* [Dataset rows for apps and sites]:

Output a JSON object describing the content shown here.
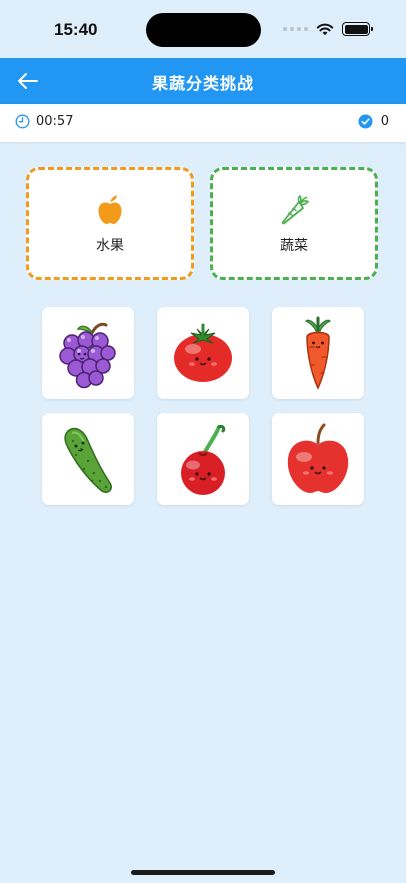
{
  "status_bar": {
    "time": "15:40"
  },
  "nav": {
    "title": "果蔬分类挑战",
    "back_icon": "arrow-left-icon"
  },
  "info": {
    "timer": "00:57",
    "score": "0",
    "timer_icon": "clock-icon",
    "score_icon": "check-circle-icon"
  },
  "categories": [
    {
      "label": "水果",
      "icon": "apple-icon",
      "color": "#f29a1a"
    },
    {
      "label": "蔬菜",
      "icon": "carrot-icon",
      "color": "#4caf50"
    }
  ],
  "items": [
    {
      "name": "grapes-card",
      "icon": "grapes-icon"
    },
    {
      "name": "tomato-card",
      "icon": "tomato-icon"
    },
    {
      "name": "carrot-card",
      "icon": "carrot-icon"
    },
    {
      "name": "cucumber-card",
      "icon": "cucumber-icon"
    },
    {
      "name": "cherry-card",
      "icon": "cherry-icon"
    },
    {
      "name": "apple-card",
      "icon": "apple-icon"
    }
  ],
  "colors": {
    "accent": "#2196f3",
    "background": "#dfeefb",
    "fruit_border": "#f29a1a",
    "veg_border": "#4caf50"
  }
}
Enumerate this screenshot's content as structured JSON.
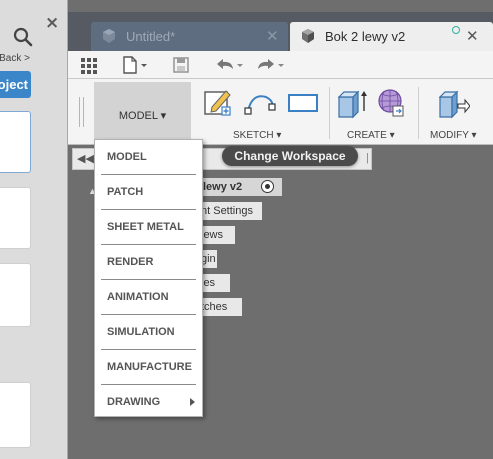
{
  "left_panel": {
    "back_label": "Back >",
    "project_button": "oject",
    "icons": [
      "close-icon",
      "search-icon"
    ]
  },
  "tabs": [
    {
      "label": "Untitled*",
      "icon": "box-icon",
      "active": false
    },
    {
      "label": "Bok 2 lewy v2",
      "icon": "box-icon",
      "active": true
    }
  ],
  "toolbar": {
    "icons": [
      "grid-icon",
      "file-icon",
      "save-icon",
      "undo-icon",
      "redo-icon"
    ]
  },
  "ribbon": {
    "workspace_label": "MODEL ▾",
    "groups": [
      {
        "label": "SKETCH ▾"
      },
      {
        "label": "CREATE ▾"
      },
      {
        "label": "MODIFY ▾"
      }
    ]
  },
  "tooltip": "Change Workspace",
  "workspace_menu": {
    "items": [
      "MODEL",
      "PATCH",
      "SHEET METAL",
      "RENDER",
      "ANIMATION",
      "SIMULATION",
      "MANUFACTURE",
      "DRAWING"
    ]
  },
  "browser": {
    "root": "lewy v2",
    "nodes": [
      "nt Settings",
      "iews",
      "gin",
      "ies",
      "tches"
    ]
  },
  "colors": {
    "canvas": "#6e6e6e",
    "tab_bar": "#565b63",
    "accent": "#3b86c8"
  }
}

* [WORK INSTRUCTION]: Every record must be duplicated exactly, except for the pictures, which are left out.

* [SOLUTION TO THE EXERCISE]:
Output a JSON object describing the content shown here.
{
  "status_bar": {
    "time": "15:40"
  },
  "nav": {
    "title": "果蔬分类挑战",
    "back_icon": "arrow-left-icon"
  },
  "info": {
    "timer": "00:57",
    "score": "0",
    "timer_icon": "clock-icon",
    "score_icon": "check-circle-icon"
  },
  "categories": [
    {
      "label": "水果",
      "icon": "apple-icon",
      "color": "#f29a1a"
    },
    {
      "label": "蔬菜",
      "icon": "carrot-icon",
      "color": "#4caf50"
    }
  ],
  "items": [
    {
      "name": "grapes-card",
      "icon": "grapes-icon"
    },
    {
      "name": "tomato-card",
      "icon": "tomato-icon"
    },
    {
      "name": "carrot-card",
      "icon": "carrot-icon"
    },
    {
      "name": "cucumber-card",
      "icon": "cucumber-icon"
    },
    {
      "name": "cherry-card",
      "icon": "cherry-icon"
    },
    {
      "name": "apple-card",
      "icon": "apple-icon"
    }
  ],
  "colors": {
    "accent": "#2196f3",
    "background": "#dfeefb",
    "fruit_border": "#f29a1a",
    "veg_border": "#4caf50"
  }
}
Enumerate this screenshot's content as structured JSON.
{
  "left_panel": {
    "back_label": "Back >",
    "project_button": "oject",
    "icons": [
      "close-icon",
      "search-icon"
    ]
  },
  "tabs": [
    {
      "label": "Untitled*",
      "icon": "box-icon",
      "active": false
    },
    {
      "label": "Bok 2 lewy v2",
      "icon": "box-icon",
      "active": true
    }
  ],
  "toolbar": {
    "icons": [
      "grid-icon",
      "file-icon",
      "save-icon",
      "undo-icon",
      "redo-icon"
    ]
  },
  "ribbon": {
    "workspace_label": "MODEL ▾",
    "groups": [
      {
        "label": "SKETCH ▾"
      },
      {
        "label": "CREATE ▾"
      },
      {
        "label": "MODIFY ▾"
      }
    ]
  },
  "tooltip": "Change Workspace",
  "workspace_menu": {
    "items": [
      "MODEL",
      "PATCH",
      "SHEET METAL",
      "RENDER",
      "ANIMATION",
      "SIMULATION",
      "MANUFACTURE",
      "DRAWING"
    ]
  },
  "browser": {
    "root": "lewy v2",
    "nodes": [
      "nt Settings",
      "iews",
      "gin",
      "ies",
      "tches"
    ]
  },
  "colors": {
    "canvas": "#6e6e6e",
    "tab_bar": "#565b63",
    "accent": "#3b86c8"
  }
}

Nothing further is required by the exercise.